**Activity:**
Print exactly and only the lines that run from the one containing "What data populates" through the end of the material, please, omitting pictures.
BEGIN
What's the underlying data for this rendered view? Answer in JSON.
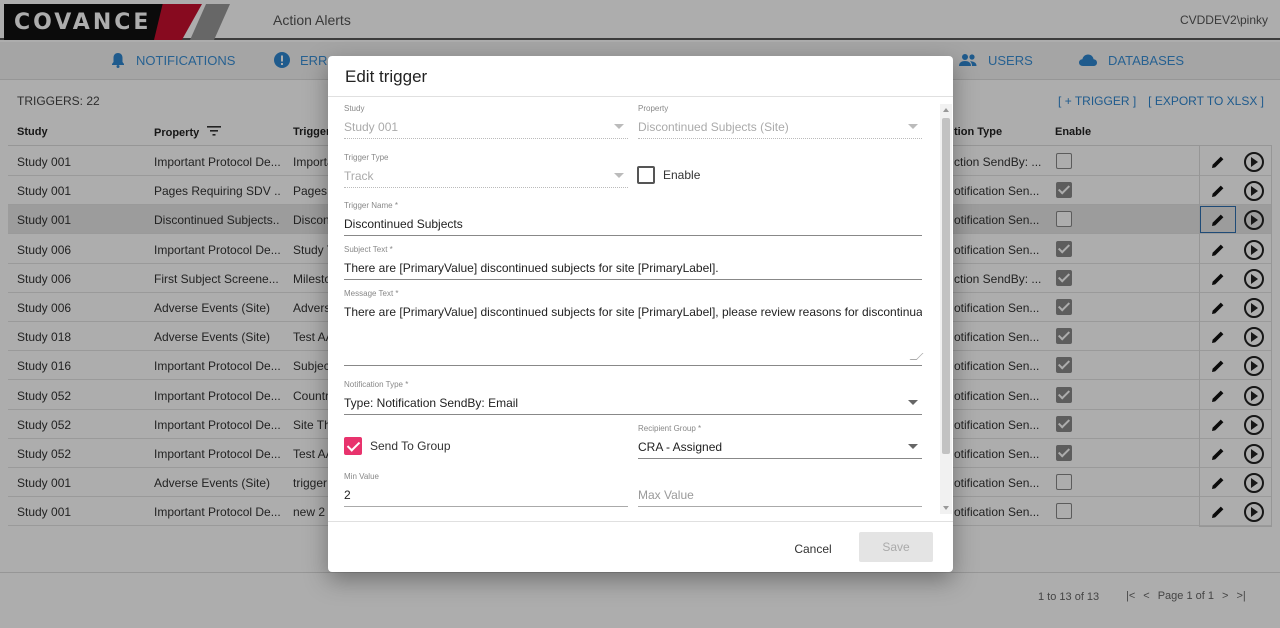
{
  "header": {
    "logo_text": "COVANCE",
    "app_title": "Action Alerts",
    "user": "CVDDEV2\\pinky"
  },
  "nav": {
    "notifications": "NOTIFICATIONS",
    "errors": "ERRC",
    "users": "USERS",
    "databases": "DATABASES"
  },
  "grid": {
    "triggers_label": "TRIGGERS: 22",
    "add_trigger": "[ + TRIGGER ]",
    "export": "[ EXPORT TO XLSX ]",
    "columns": {
      "study": "Study",
      "property": "Property",
      "trigger": "Trigger",
      "action_type": "tion Type",
      "enable": "Enable"
    },
    "rows": [
      {
        "study": "Study 001",
        "property": "Important Protocol De...",
        "trigger": "Importa",
        "action": "ction SendBy: ...",
        "enabled": false
      },
      {
        "study": "Study 001",
        "property": "Pages Requiring SDV ...",
        "trigger": "Pages",
        "action": "otification Sen...",
        "enabled": true
      },
      {
        "study": "Study 001",
        "property": "Discontinued Subjects...",
        "trigger": "Discon",
        "action": "otification Sen...",
        "enabled": false
      },
      {
        "study": "Study 006",
        "property": "Important Protocol De...",
        "trigger": "Study T",
        "action": "otification Sen...",
        "enabled": true
      },
      {
        "study": "Study 006",
        "property": "First Subject Screene...",
        "trigger": "Milesto",
        "action": "ction SendBy: ...",
        "enabled": true
      },
      {
        "study": "Study 006",
        "property": "Adverse Events (Site)",
        "trigger": "Advers",
        "action": "otification Sen...",
        "enabled": true
      },
      {
        "study": "Study 018",
        "property": "Adverse Events (Site)",
        "trigger": "Test AA",
        "action": "otification Sen...",
        "enabled": true
      },
      {
        "study": "Study 016",
        "property": "Important Protocol De...",
        "trigger": "Subjec",
        "action": "otification Sen...",
        "enabled": true
      },
      {
        "study": "Study 052",
        "property": "Important Protocol De...",
        "trigger": "Country",
        "action": "otification Sen...",
        "enabled": true
      },
      {
        "study": "Study 052",
        "property": "Important Protocol De...",
        "trigger": "Site Th",
        "action": "otification Sen...",
        "enabled": true
      },
      {
        "study": "Study 052",
        "property": "Important Protocol De...",
        "trigger": "Test AA",
        "action": "otification Sen...",
        "enabled": true
      },
      {
        "study": "Study 001",
        "property": "Adverse Events (Site)",
        "trigger": "trigger",
        "action": "otification Sen...",
        "enabled": false
      },
      {
        "study": "Study 001",
        "property": "Important Protocol De...",
        "trigger": "new 2",
        "action": "otification Sen...",
        "enabled": false
      }
    ],
    "selected_row": 2
  },
  "pager": {
    "count": "1 to 13 of 13",
    "page": "Page 1 of 1"
  },
  "dialog": {
    "title": "Edit trigger",
    "study": {
      "label": "Study",
      "value": "Study 001"
    },
    "property": {
      "label": "Property",
      "value": "Discontinued Subjects (Site)"
    },
    "trigger_type": {
      "label": "Trigger Type",
      "value": "Track"
    },
    "enable": {
      "label": "Enable",
      "checked": false
    },
    "trigger_name": {
      "label": "Trigger Name *",
      "value": "Discontinued Subjects"
    },
    "subject_text": {
      "label": "Subject Text *",
      "value": "There are [PrimaryValue] discontinued subjects for site [PrimaryLabel]."
    },
    "message_text": {
      "label": "Message Text *",
      "value": "There are [PrimaryValue] discontinued subjects for site [PrimaryLabel], please review reasons for discontinuation."
    },
    "notification_type": {
      "label": "Notification Type *",
      "value": "Type: Notification SendBy: Email"
    },
    "send_to_group": {
      "label": "Send To Group",
      "checked": true
    },
    "recipient_group": {
      "label": "Recipient Group *",
      "value": "CRA - Assigned"
    },
    "min_value": {
      "label": "Min Value",
      "value": "2"
    },
    "max_value": {
      "placeholder": "Max Value"
    },
    "cancel": "Cancel",
    "save": "Save"
  },
  "colors": {
    "accent_blue": "#2f86d0",
    "checkbox_pink": "#e8336d",
    "brand_red": "#c8102e"
  }
}
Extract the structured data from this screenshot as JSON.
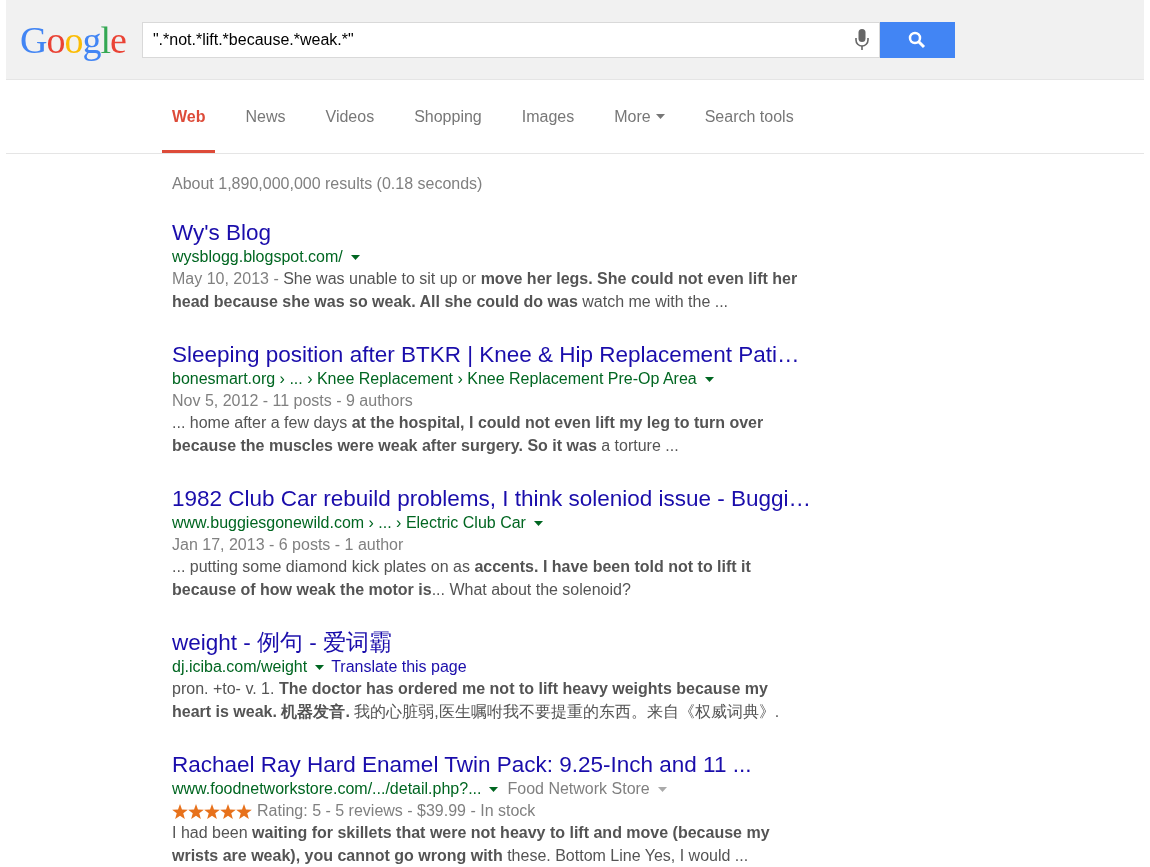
{
  "logo": "Google",
  "search": {
    "value": "\".*not.*lift.*because.*weak.*\""
  },
  "tabs": [
    {
      "label": "Web",
      "selected": true,
      "dropdown": false
    },
    {
      "label": "News",
      "selected": false,
      "dropdown": false
    },
    {
      "label": "Videos",
      "selected": false,
      "dropdown": false
    },
    {
      "label": "Shopping",
      "selected": false,
      "dropdown": false
    },
    {
      "label": "Images",
      "selected": false,
      "dropdown": false
    },
    {
      "label": "More",
      "selected": false,
      "dropdown": true
    },
    {
      "label": "Search tools",
      "selected": false,
      "dropdown": false
    }
  ],
  "result_stats": "About 1,890,000,000 results (0.18 seconds)",
  "results": [
    {
      "title": "Wy's Blog",
      "url": "wysblogg.blogspot.com/",
      "date": "May 10, 2013 - ",
      "snippet": "She was unable to sit up or **move her legs. She could not even lift her head because she was so weak. All she could do was** watch me with the ..."
    },
    {
      "title": "Sleeping position after BTKR | Knee & Hip Replacement Pati…",
      "url": "bonesmart.org › ... › Knee Replacement › Knee Replacement Pre-Op Area",
      "meta": "Nov 5, 2012 - 11 posts - 9 authors",
      "snippet": "... home after a few days **at the hospital, I could not even lift my leg to turn over because the muscles were weak after surgery. So it was** a torture ..."
    },
    {
      "title": "1982 Club Car rebuild problems, I think soleniod issue - Buggi…",
      "url": "www.buggiesgonewild.com › ... › Electric Club Car",
      "meta": "Jan 17, 2013 - 6 posts - 1 author",
      "snippet": "... putting some diamond kick plates on as **accents. I have been told not to lift it because of how weak the motor is**... What about the solenoid?"
    },
    {
      "title": "weight - 例句 - 爱词霸",
      "url": "dj.iciba.com/weight",
      "translate": "Translate this page",
      "snippet": "pron. +to- v. 1. **The doctor has ordered me not to lift heavy weights because my heart is weak. 机器发音.** 我的心脏弱,医生嘱咐我不要提重的东西。来自《权威词典》."
    },
    {
      "title": "Rachael Ray Hard Enamel Twin Pack: 9.25-Inch and 11 ...",
      "url": "www.foodnetworkstore.com/.../detail.php?...",
      "source": "Food Network Store",
      "stars": 5,
      "rating": "Rating: 5 - 5 reviews - $39.99 - In stock",
      "snippet": "I had been **waiting for skillets that were not heavy to lift and move (because my wrists are weak), you cannot go wrong with** these. Bottom Line Yes, I would ..."
    }
  ]
}
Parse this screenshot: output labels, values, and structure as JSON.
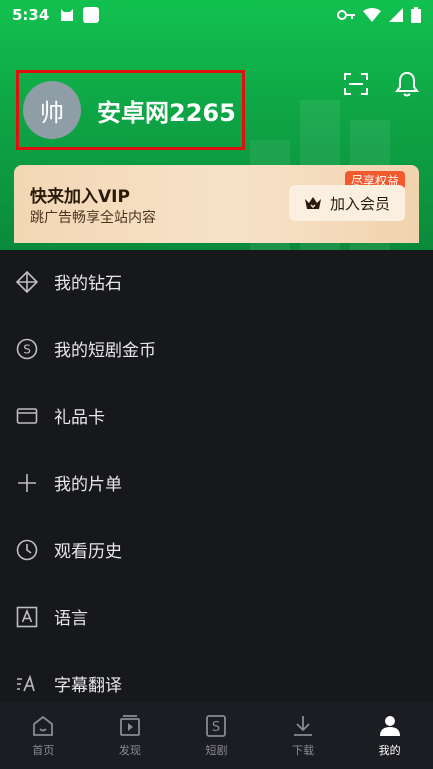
{
  "status_bar": {
    "time": "5:34"
  },
  "user": {
    "avatar_char": "帅",
    "name": "安卓网2265"
  },
  "vip": {
    "title": "快来加入VIP",
    "subtitle": "跳广告畅享全站内容",
    "tag": "尽享权益",
    "button_label": "加入会员"
  },
  "menu": {
    "items": [
      {
        "label": "我的钻石",
        "icon": "diamond-icon"
      },
      {
        "label": "我的短剧金币",
        "icon": "coin-icon"
      },
      {
        "label": "礼品卡",
        "icon": "card-icon"
      },
      {
        "label": "我的片单",
        "icon": "plus-icon"
      },
      {
        "label": "观看历史",
        "icon": "clock-icon"
      },
      {
        "label": "语言",
        "icon": "language-icon"
      },
      {
        "label": "字幕翻译",
        "icon": "subtitle-icon"
      }
    ]
  },
  "tabs": [
    {
      "label": "首页",
      "icon": "home-icon"
    },
    {
      "label": "发现",
      "icon": "discover-icon"
    },
    {
      "label": "短剧",
      "icon": "short-drama-icon"
    },
    {
      "label": "下载",
      "icon": "download-icon"
    },
    {
      "label": "我的",
      "icon": "profile-icon",
      "active": true
    }
  ],
  "colors": {
    "header_green": "#0ea545",
    "vip_tag": "#f25a2e",
    "highlight_box": "#e01010",
    "background": "#17181c"
  }
}
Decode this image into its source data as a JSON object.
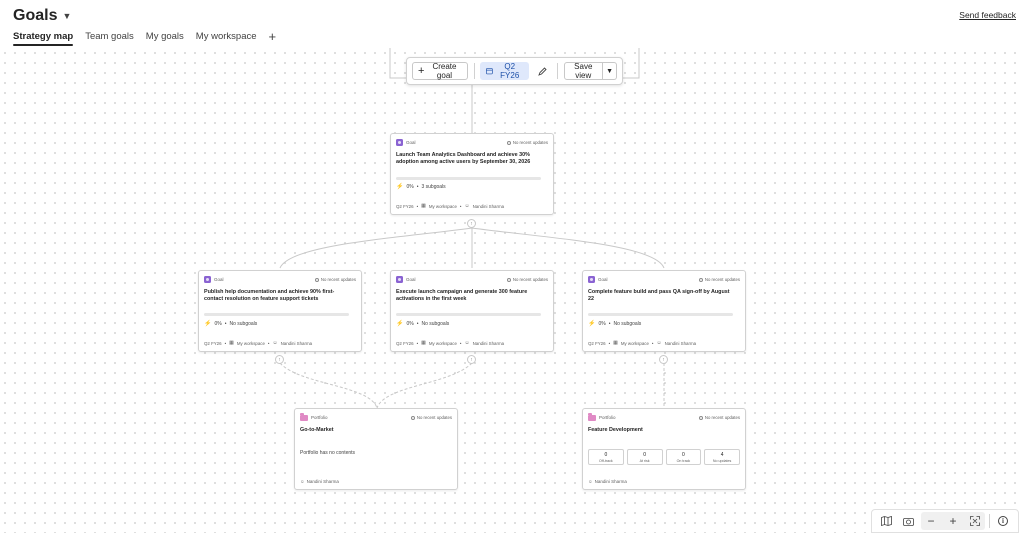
{
  "app": {
    "title": "Goals",
    "feedback": "Send feedback"
  },
  "tabs": [
    {
      "label": "Strategy map",
      "active": true
    },
    {
      "label": "Team goals",
      "active": false
    },
    {
      "label": "My goals",
      "active": false
    },
    {
      "label": "My workspace",
      "active": false
    }
  ],
  "toolbar": {
    "create_goal": "Create goal",
    "quarter": "Q2 FY26",
    "save_view": "Save view"
  },
  "cards": {
    "root": {
      "type": "Goal",
      "status": "No recent updates",
      "title": "Launch Team Analytics Dashboard and achieve 30% adoption among active users by September 30, 2026",
      "progress_pct": 0,
      "progress_text": "0%",
      "subgoals": "3 subgoals",
      "quarter": "Q2 FY26",
      "workspace": "My workspace",
      "owner": "Nandini Sharma"
    },
    "goal_a": {
      "type": "Goal",
      "status": "No recent updates",
      "title": "Publish help documentation and achieve 90% first-contact resolution on feature support tickets",
      "progress_pct": 0,
      "progress_text": "0%",
      "subgoals": "No subgoals",
      "quarter": "Q2 FY26",
      "workspace": "My workspace",
      "owner": "Nandini Sharma"
    },
    "goal_b": {
      "type": "Goal",
      "status": "No recent updates",
      "title": "Execute launch campaign and generate 300 feature activations in the first week",
      "progress_pct": 0,
      "progress_text": "0%",
      "subgoals": "No subgoals",
      "quarter": "Q2 FY26",
      "workspace": "My workspace",
      "owner": "Nandini Sharma"
    },
    "goal_c": {
      "type": "Goal",
      "status": "No recent updates",
      "title": "Complete feature build and pass QA sign-off by August 22",
      "progress_pct": 0,
      "progress_text": "0%",
      "subgoals": "No subgoals",
      "quarter": "Q2 FY26",
      "workspace": "My workspace",
      "owner": "Nandini Sharma"
    },
    "portfolio_a": {
      "type": "Portfolio",
      "status": "No recent updates",
      "title": "Go-to-Market",
      "content": "Portfolio has no contents",
      "owner": "Nandini Sharma"
    },
    "portfolio_b": {
      "type": "Portfolio",
      "status": "No recent updates",
      "title": "Feature Development",
      "owner": "Nandini Sharma",
      "stats": [
        {
          "num": "0",
          "label": "Off-track"
        },
        {
          "num": "0",
          "label": "At risk"
        },
        {
          "num": "0",
          "label": "On track"
        },
        {
          "num": "4",
          "label": "No updates"
        }
      ]
    }
  },
  "colors": {
    "accent": "#5b5fc7",
    "goal_icon": "#8a63d2",
    "portfolio_icon": "#e08ac5",
    "quarter_chip": "#dfe8fb"
  }
}
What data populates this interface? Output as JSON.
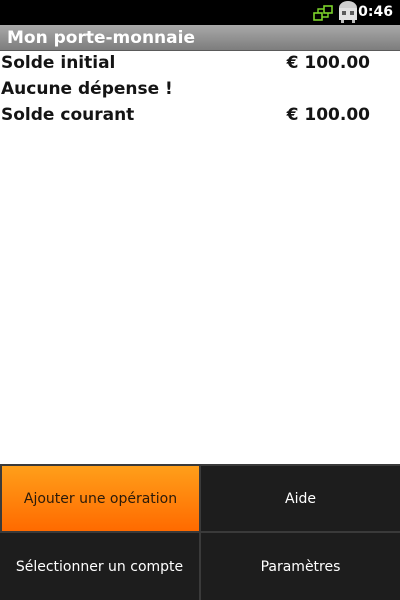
{
  "status_bar": {
    "time": "0:46",
    "icons": [
      "network-sync-icon",
      "usb-connected-icon"
    ]
  },
  "app": {
    "title": "Mon porte-monnaie"
  },
  "summary": {
    "rows": [
      {
        "label": "Solde initial",
        "value": "€ 100.00"
      },
      {
        "label": "Aucune dépense !",
        "value": ""
      },
      {
        "label": "Solde courant",
        "value": "€ 100.00"
      }
    ]
  },
  "menu": {
    "items": [
      {
        "label": "Ajouter une opération",
        "selected": true
      },
      {
        "label": "Aide",
        "selected": false
      },
      {
        "label": "Sélectionner un compte",
        "selected": false
      },
      {
        "label": "Paramètres",
        "selected": false
      }
    ],
    "highlight_color": "#ff8000"
  }
}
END
**Response below:**
What data populates this interface? Output as JSON.
{
  "status_bar": {
    "time": "0:46",
    "icons": [
      "network-sync-icon",
      "usb-connected-icon"
    ]
  },
  "app": {
    "title": "Mon porte-monnaie"
  },
  "summary": {
    "rows": [
      {
        "label": "Solde initial",
        "value": "€ 100.00"
      },
      {
        "label": "Aucune dépense !",
        "value": ""
      },
      {
        "label": "Solde courant",
        "value": "€ 100.00"
      }
    ]
  },
  "menu": {
    "items": [
      {
        "label": "Ajouter une opération",
        "selected": true
      },
      {
        "label": "Aide",
        "selected": false
      },
      {
        "label": "Sélectionner un compte",
        "selected": false
      },
      {
        "label": "Paramètres",
        "selected": false
      }
    ],
    "highlight_color": "#ff8000"
  }
}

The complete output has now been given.